The study focused on patients with older pacemakers and implantable defibrillators that were not designed to be more compatible with MRI scanners. The researchers found that when a particular protocol ...
Adding MRI to a standard tissue biopsy appears to enhance the accuracy of a prostate cancer diagnosis, new research finds.
The study, led by researchers at the U.S. National Cancer Institute (NCI), found that combining the two methods cut the rate of "underdiagnosis" by more than half, compared to use of either MRI or biopsy alone.
Health experts already know that women with extremely dense breasts don't get the same benefit from mammography as women without very dense breast tissue. But what hasn't been clear is if MRI screening might spot cancers that mammography didn't.
Now a new study from Dutch researchers found that when MRI was used in between mammography appointments, the women in the study were half as...
Many people think of their brain as an overstuffed attic. Every square-inch is either crammed with information or working overtime to help the body function properly. So is it even conceivable that a person be normal with just half a brain?
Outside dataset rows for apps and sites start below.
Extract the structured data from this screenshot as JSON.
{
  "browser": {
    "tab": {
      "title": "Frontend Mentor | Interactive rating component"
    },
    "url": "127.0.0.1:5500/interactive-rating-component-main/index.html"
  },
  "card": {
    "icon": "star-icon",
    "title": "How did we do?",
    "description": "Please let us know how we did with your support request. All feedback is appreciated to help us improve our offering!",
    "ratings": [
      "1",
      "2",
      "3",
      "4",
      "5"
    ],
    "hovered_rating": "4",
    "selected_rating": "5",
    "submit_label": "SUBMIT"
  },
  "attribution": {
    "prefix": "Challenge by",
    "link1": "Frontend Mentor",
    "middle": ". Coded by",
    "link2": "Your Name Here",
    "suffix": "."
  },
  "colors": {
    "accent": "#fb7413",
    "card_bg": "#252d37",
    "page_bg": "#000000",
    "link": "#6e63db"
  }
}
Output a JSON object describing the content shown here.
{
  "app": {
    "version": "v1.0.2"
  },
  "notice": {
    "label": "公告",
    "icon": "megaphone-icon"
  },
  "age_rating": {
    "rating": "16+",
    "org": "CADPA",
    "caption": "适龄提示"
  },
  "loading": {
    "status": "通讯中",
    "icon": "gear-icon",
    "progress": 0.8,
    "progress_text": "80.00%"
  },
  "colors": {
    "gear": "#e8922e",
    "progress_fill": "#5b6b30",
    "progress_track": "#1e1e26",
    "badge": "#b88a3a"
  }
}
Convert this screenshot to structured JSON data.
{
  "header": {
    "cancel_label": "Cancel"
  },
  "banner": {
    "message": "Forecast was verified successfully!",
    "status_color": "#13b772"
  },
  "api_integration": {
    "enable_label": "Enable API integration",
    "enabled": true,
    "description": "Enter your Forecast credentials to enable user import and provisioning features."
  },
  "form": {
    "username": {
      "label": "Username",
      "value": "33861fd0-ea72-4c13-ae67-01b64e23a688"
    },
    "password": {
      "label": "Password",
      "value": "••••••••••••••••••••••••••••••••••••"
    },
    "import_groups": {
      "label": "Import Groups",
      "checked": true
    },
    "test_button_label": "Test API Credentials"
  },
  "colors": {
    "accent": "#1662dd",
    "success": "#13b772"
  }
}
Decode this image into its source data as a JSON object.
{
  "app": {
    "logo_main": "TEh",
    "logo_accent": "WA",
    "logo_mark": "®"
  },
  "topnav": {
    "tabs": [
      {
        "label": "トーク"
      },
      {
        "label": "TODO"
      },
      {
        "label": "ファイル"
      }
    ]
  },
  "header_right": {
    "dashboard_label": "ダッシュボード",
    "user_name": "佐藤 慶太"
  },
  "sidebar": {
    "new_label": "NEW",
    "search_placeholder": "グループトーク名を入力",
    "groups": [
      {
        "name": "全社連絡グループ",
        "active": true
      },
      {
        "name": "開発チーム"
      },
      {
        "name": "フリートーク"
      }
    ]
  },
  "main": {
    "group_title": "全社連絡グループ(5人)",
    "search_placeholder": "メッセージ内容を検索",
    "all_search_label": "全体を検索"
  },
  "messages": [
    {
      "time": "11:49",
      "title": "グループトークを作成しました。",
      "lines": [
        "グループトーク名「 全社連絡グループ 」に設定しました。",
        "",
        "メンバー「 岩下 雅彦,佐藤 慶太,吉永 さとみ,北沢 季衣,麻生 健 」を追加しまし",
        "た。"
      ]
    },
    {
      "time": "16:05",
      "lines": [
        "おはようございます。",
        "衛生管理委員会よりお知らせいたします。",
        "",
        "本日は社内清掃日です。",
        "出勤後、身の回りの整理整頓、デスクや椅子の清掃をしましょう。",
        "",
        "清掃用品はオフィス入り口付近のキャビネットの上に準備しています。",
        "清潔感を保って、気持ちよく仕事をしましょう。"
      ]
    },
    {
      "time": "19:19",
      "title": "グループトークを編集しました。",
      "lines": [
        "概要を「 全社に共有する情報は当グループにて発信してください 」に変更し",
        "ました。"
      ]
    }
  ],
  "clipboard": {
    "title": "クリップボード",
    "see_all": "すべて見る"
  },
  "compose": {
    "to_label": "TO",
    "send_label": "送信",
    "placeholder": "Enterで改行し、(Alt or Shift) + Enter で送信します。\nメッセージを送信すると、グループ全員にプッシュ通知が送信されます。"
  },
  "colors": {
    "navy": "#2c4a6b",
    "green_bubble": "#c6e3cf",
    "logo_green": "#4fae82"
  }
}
Yes, apparently it is, according to a new analysis that assessed brain health among six adults who had undergone a hemispherectomy as child...
When a loved one shows signs of dementia, sometimes a head injury is the cause and MRI scans can help prevent a misdiagnosis of Alzheimer's, researchers report.
As many as 21% of older adults with dementia may be misdiagnosed with Alzheimer's disease, a previous study found. Up to 40% of dementias are caused by conditions other than Alzheimer's disease, according to the Alzhei...
Concussion damage may linger a full year after an athlete returns to play, Canadian researchers report.
"Brain recovery after concussion may be a more complex and longer-lasting process than we originally thought," said lead investigator Nathan Churchill, a research associate in the Neuroscience Research Program at St. Michael's Hospital in Toronto.
Despite efforts from medical groups to cut down on the overuse of CT scans and MRIs for safety reasons, their use has instead increased, a new study shows.
"Medical imaging is an important part of health care and contributes to accurate disease diagnosis and treatment, but it also can lead to patient harms such as incidental findings, overdiagnosis, anxiety and radiation exposure that...
Breast MRI screening is a good way to detect small tumors, but it's unclear how much it benefits women with a history of breast cancer, a new study finds.
Right now, experts recommend that breast cancer survivors have yearly mammograms to help catch any recurrences early. An unresolved question is whether adding breast MRI to that screening is beneficial.
If you have tattoos, it's probably safe to get an MRI scan, European researchers say.
While millions of people with tattoos have MRIs every year without side effects, some adverse reactions have been reported. Researchers said there had been no systematic studies of how safe it is for people with tattoos to have an MRI.
Reported side effects include a pulling sensation on ta...